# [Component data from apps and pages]
· · · ·

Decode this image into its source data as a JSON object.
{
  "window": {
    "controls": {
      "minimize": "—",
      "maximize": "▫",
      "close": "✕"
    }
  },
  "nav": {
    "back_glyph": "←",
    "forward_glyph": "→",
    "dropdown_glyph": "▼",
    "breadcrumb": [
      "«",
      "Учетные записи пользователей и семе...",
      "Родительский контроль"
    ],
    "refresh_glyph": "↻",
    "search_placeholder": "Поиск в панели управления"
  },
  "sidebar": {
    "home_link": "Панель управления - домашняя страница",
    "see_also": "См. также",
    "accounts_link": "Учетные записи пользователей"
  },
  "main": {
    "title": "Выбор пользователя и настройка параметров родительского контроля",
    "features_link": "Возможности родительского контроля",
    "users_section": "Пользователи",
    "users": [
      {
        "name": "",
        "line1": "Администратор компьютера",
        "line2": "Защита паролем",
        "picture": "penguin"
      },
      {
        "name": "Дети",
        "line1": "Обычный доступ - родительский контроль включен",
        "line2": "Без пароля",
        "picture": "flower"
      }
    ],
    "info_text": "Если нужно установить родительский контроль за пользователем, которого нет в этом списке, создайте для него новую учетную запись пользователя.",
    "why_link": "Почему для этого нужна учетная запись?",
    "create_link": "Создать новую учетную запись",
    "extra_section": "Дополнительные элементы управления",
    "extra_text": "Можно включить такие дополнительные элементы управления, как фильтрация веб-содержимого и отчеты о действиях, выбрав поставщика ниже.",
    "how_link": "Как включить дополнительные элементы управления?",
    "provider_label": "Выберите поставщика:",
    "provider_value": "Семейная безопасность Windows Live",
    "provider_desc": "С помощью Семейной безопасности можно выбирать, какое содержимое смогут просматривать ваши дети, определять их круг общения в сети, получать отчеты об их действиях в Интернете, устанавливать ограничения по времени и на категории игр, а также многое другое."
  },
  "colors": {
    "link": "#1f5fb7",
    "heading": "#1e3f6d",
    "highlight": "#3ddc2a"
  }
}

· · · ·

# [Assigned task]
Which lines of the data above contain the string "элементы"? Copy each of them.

# [Reply]
    "extra_section": "Дополнительные элементы управления",
    "extra_text": "Можно включить такие дополнительные элементы управления, как фильтрация веб-содержимого и отчеты о действиях, выбрав поставщика ниже.",
    "how_link": "Как включить дополнительные элементы управления?",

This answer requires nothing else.